Work task
Look through the entries below and show every line containing the word "this".

Items listed in a dataset
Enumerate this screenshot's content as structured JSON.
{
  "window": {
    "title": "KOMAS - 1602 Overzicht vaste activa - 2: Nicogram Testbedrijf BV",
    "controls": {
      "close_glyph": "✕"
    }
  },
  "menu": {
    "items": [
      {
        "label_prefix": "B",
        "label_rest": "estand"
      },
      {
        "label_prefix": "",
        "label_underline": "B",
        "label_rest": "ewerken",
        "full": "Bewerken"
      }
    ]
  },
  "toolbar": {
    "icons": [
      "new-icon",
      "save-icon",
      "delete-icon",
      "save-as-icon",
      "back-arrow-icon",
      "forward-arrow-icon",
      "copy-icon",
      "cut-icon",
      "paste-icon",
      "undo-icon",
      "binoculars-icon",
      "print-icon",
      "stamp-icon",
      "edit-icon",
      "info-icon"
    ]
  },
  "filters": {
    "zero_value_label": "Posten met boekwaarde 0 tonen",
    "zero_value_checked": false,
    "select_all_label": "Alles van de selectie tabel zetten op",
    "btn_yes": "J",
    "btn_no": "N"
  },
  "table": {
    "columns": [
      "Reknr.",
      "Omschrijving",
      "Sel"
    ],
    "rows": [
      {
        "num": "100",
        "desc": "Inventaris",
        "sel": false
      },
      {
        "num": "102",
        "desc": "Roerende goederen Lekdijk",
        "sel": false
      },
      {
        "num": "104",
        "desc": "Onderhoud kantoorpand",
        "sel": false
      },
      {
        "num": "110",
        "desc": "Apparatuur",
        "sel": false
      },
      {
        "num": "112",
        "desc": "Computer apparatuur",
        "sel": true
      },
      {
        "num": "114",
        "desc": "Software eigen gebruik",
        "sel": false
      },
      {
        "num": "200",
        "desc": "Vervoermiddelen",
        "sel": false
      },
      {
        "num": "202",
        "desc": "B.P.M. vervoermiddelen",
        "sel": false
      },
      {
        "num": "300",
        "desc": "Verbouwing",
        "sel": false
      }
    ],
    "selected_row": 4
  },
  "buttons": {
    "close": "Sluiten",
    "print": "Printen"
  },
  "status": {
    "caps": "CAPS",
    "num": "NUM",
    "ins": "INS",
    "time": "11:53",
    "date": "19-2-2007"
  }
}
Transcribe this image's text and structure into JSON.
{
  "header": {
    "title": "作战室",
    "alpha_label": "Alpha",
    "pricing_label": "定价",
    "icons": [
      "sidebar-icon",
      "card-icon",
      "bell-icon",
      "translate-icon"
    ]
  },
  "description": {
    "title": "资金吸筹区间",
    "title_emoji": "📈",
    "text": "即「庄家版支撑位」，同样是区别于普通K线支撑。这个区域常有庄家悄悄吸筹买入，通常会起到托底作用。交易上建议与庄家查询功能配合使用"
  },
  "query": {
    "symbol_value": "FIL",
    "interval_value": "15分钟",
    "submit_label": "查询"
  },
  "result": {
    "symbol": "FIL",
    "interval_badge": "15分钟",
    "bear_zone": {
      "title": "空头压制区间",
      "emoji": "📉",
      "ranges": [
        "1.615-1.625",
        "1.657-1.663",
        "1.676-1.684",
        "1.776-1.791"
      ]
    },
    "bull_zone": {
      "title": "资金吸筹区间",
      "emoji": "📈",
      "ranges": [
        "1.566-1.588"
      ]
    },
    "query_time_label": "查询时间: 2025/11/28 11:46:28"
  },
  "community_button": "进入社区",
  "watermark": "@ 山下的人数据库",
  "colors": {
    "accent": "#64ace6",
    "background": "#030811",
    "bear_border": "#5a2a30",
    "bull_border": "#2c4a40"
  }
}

Exercise response
Enumerate this screenshot's content as structured JSON.
Transcribe this image's text and structure into JSON.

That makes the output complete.